**Record excerpts**:
====

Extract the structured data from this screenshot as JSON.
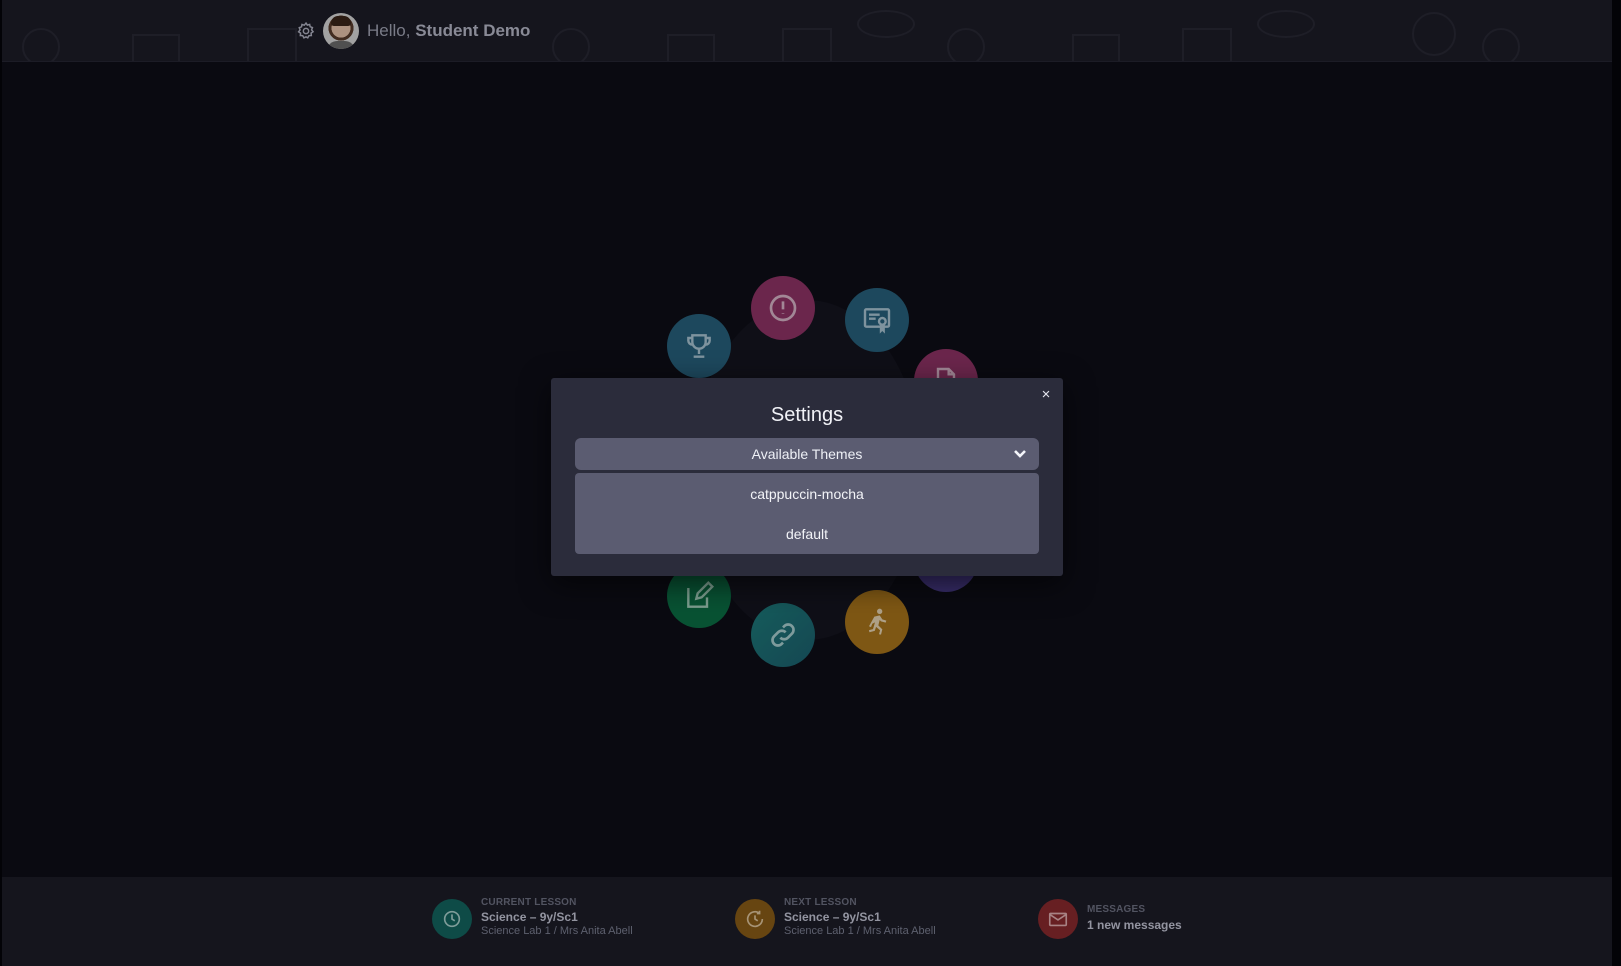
{
  "header": {
    "greeting": "Hello,",
    "user_name": "Student Demo"
  },
  "menu_icons": [
    {
      "name": "alert-icon",
      "color": "#8f3366"
    },
    {
      "name": "certificate-icon",
      "color": "#27617c"
    },
    {
      "name": "trophy-icon",
      "color": "#27617c"
    },
    {
      "name": "document-icon",
      "color": "#8f3366"
    },
    {
      "name": "edit-icon",
      "color": "#0b6e45"
    },
    {
      "name": "link-icon",
      "color": "#1b6b6e"
    },
    {
      "name": "running-icon",
      "color": "#a8741b"
    },
    {
      "name": "purple-icon",
      "color": "#4b3c8e"
    }
  ],
  "settings_modal": {
    "title": "Settings",
    "close_label": "×",
    "themes_select_label": "Available Themes",
    "theme_options": [
      "catppuccin-mocha",
      "default"
    ]
  },
  "footer": {
    "current_lesson": {
      "label": "CURRENT LESSON",
      "title": "Science – 9y/Sc1",
      "detail": "Science Lab 1 / Mrs Anita Abell",
      "color": "#13655f"
    },
    "next_lesson": {
      "label": "NEXT LESSON",
      "title": "Science – 9y/Sc1",
      "detail": "Science Lab 1 / Mrs Anita Abell",
      "color": "#8a5c17"
    },
    "messages": {
      "label": "MESSAGES",
      "title": "1 new messages",
      "color": "#8a2a2e"
    }
  }
}
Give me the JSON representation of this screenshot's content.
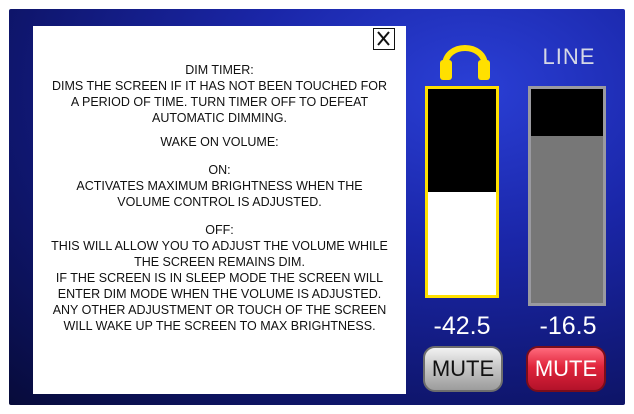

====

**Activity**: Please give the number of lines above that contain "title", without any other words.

**Answer for the task**: 4